Midnight Riot, published as Rivers of London in the UK, is the first in an ongoing Urban Fantasy series that follows PC Peter Grant as he investigates paranormal crimes in London.
Goodreads Rating: 5/5 Stars
While guarding a murder scene, Peter Grant discovers a witness to the crime, but there’s a problem. The man is a ghost. Not the figural “difficult to pin down” sort of ghost, but the literal “lingering manifestation of the dead” sort. And to make matters even worse, Peter’s learned that he’s being relegated to a desk job.
Needless to say, he’s had a rough night.
That is, until he crosses paths with one Inspector Constable Nightingale and admits to the man that he’s trying to talk to a ghost. That catches the Constable’s attention, and suddenly Peter is out of the pan and into the fire; Nightingale is a bonafide magician, and has selected Peter as his apprentice.
He’s pretty sure Nightingale is bonkers, but anything’s better than desk duty, right?
But, as the months go by, there are more disturbing murders, in which people are being psychically controlled, and then their faces are broken to the point of death, and Peter actually learns to do magic! Turns out, Nightingale is the last member of what was once the Metropolitan Police’s magical investigations unit (that’s not the actual name of it, but you get the idea). They have their own headquarters, a big old house known as The Folly, where Nightingale begins the long and arduous task of teaching Peter magic. And latin. And history. There’s a lot more to being a magician than just saying funny words, you know.
This was an incredibly quick read, mainly because I opened it on a Sunday, a day off, and simply could not put it down. I credit that to the incredibly witty narrative and the tight and concise action sequences. Ultimately, the book is fun. Just pure, hilarious, and even gritty fun.
Peter’s first person narrative is distinct from Dresden’s because he has lived his life so far as an exceedingly normal man. He’s smart, with an interest and passion for science, but he’s also an underachiever. He was just a normal Constable until he met a ghost. Which is a pretty typical approach to fantasy, make the point of view that of the newcomer, so that the reader learns along with them.
But, it works really well in this book thanks to Peter’s dry sarcasm and his unique perspective as a mixed-race PC. His mother is from Sierra Leone and his father is a local jazz legend, brought low by a heroin addiction.

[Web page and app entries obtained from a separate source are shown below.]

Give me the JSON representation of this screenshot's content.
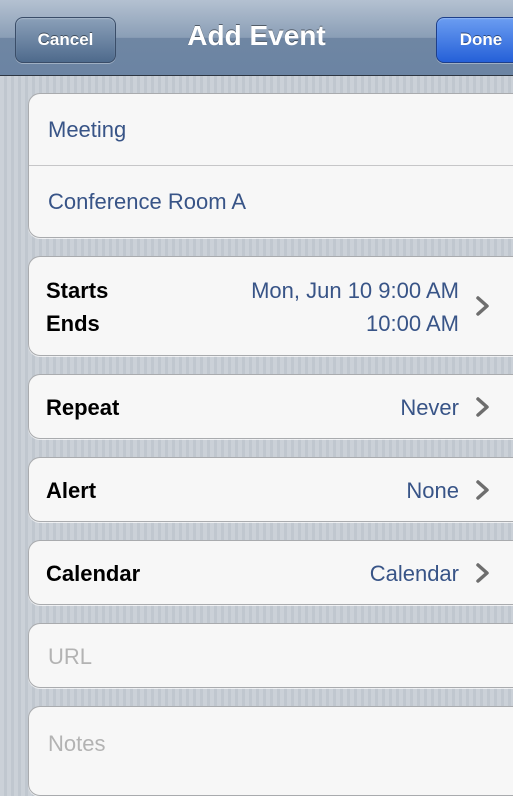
{
  "nav": {
    "title": "Add Event",
    "cancel_label": "Cancel",
    "done_label": "Done"
  },
  "event": {
    "title": "Meeting",
    "location": "Conference Room A"
  },
  "time": {
    "starts_label": "Starts",
    "ends_label": "Ends",
    "starts_value": "Mon, Jun 10  9:00 AM",
    "ends_value": "10:00 AM"
  },
  "repeat": {
    "label": "Repeat",
    "value": "Never"
  },
  "alert": {
    "label": "Alert",
    "value": "None"
  },
  "calendar": {
    "label": "Calendar",
    "value": "Calendar"
  },
  "url": {
    "placeholder": "URL"
  },
  "notes": {
    "placeholder": "Notes"
  },
  "colors": {
    "nav_bar": "#6b84a3",
    "done_button": "#2560d8",
    "value_text": "#385487",
    "background": "#c5ccd4"
  },
  "icons": {
    "disclosure": "chevron-right-icon"
  }
}
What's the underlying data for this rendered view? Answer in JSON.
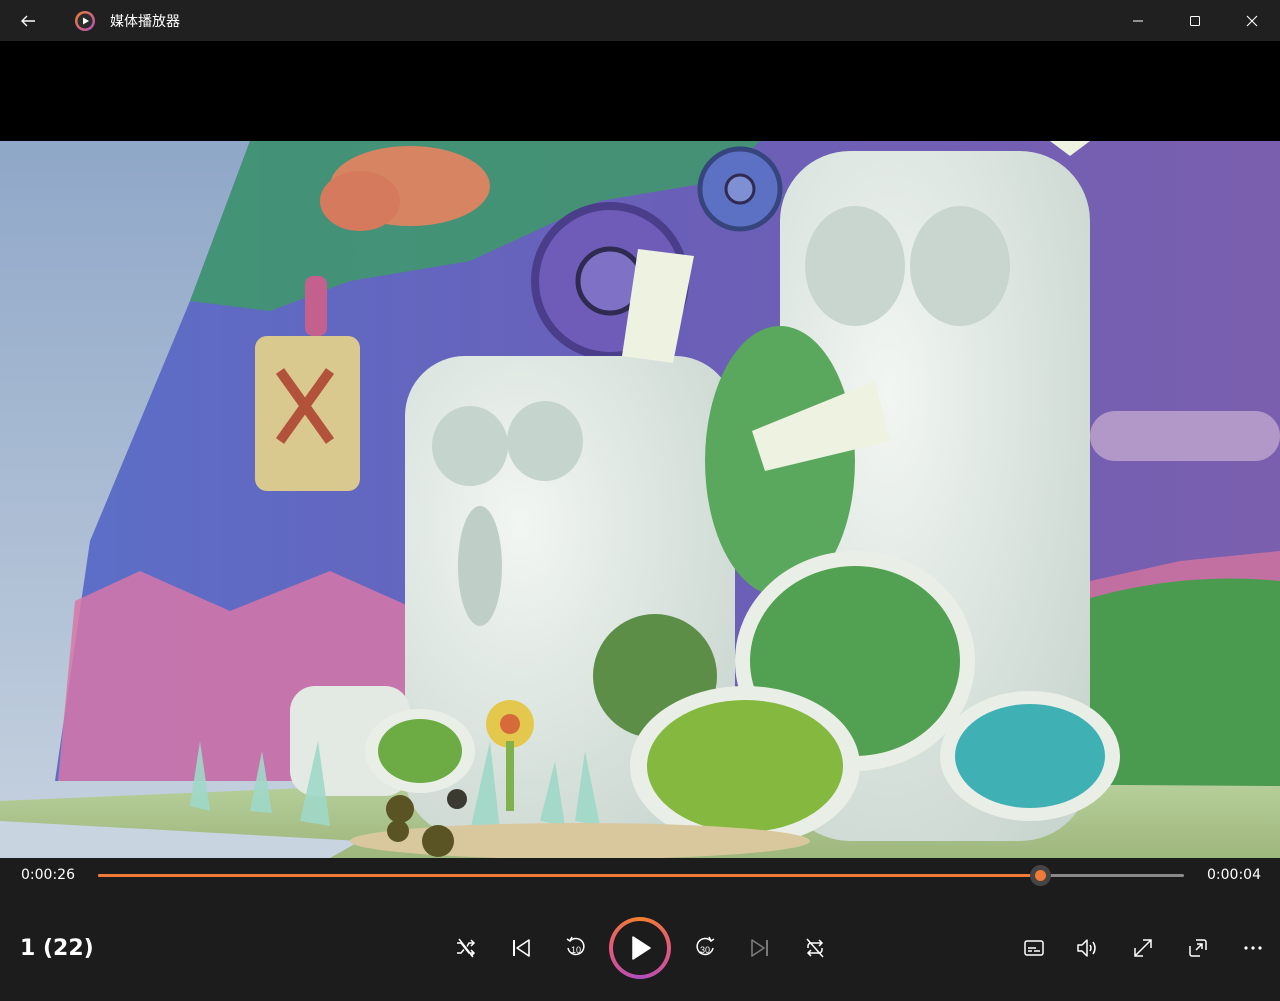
{
  "app": {
    "title": "媒体播放器",
    "back_icon": "back-arrow-icon",
    "app_icon": "media-player-logo-icon"
  },
  "window_controls": {
    "minimize_icon": "minimize-icon",
    "maximize_icon": "maximize-icon",
    "close_icon": "close-icon"
  },
  "playback": {
    "current_time": "0:00:26",
    "remaining_time": "0:00:04",
    "progress": 0.867,
    "playlist_label": "1 (22)"
  },
  "buttons": {
    "shuffle": "shuffle-icon",
    "previous": "previous-icon",
    "skip_back": "skip-back-10-icon",
    "skip_back_label": "10",
    "play": "play-icon",
    "skip_forward": "skip-forward-30-icon",
    "skip_forward_label": "30",
    "next": "next-icon",
    "repeat": "repeat-icon",
    "subtitles": "subtitles-icon",
    "volume": "volume-icon",
    "fullscreen": "fullscreen-icon",
    "mini_view": "mini-view-icon",
    "more": "more-icon"
  },
  "colors": {
    "accent": "#f07a36",
    "background": "#202020",
    "controls_background": "#1c1c1c"
  }
}
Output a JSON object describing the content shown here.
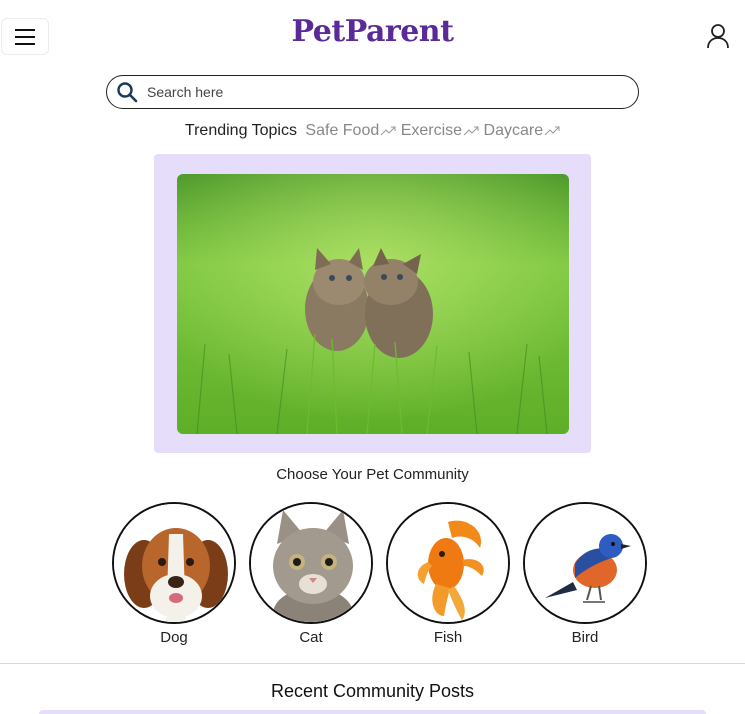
{
  "header": {
    "menu_icon": "hamburger-menu-icon",
    "logo_text": "PetParent",
    "profile_icon": "user-profile-icon",
    "brand_color": "#5b2a96"
  },
  "search": {
    "placeholder": "Search here",
    "icon": "search-icon"
  },
  "trending": {
    "label": "Trending Topics",
    "topics": [
      {
        "label": "Safe Food"
      },
      {
        "label": "Exercise"
      },
      {
        "label": "Daycare"
      }
    ],
    "topic_icon": "trending-up-icon"
  },
  "hero": {
    "image": "two-kittens-in-grass-photo",
    "frame_color": "#e6ddfa"
  },
  "community": {
    "title": "Choose Your Pet Community",
    "pets": [
      {
        "label": "Dog",
        "image": "dog-photo"
      },
      {
        "label": "Cat",
        "image": "cat-photo"
      },
      {
        "label": "Fish",
        "image": "goldfish-photo"
      },
      {
        "label": "Bird",
        "image": "bird-photo"
      }
    ]
  },
  "recent": {
    "title": "Recent Community Posts"
  }
}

Aaronovitch was sneaky in this regard, painting Peter as quite normal, the canvas for all the weird and paranormal to happen against, but as you get to know him, he grows into someone wholly interesting in his own right.
This series has a lot to recommend it. Peter’s narrative, well composed action sequences, exploration of local folklore and a wonderfully developed sense of place. The plot is really well done, original, with magic used in ways I haven’t really seen before. While there are similarities to Dresden (sarcastic magic wielders take on paranormal baddies), this series takes a different path to get there.
I’m pleased to say that the second book holds up to its predecessor, as you’ll see in my forthcoming review. There are six books currently out in this series, as well as a novella, a free audible short story, and a slew of graphic novels. AKA, it’s perfect for me. I’ve got all the novels from the library, and have requested the novella and the graphic novels through Interlibrary Loan, because I cannot get enough of this series.
If you find yourself with a free weekend, give Midnight Riot (or Rivers of London if you’re outside the US) a shot. I think you’ll be pleasantly surprised.
I’ll be back this weekend to talk about Brief Cases, and will have a couple of book reviews ready for next week as well. As usual, thank you for reading this far!
Talk at you soon,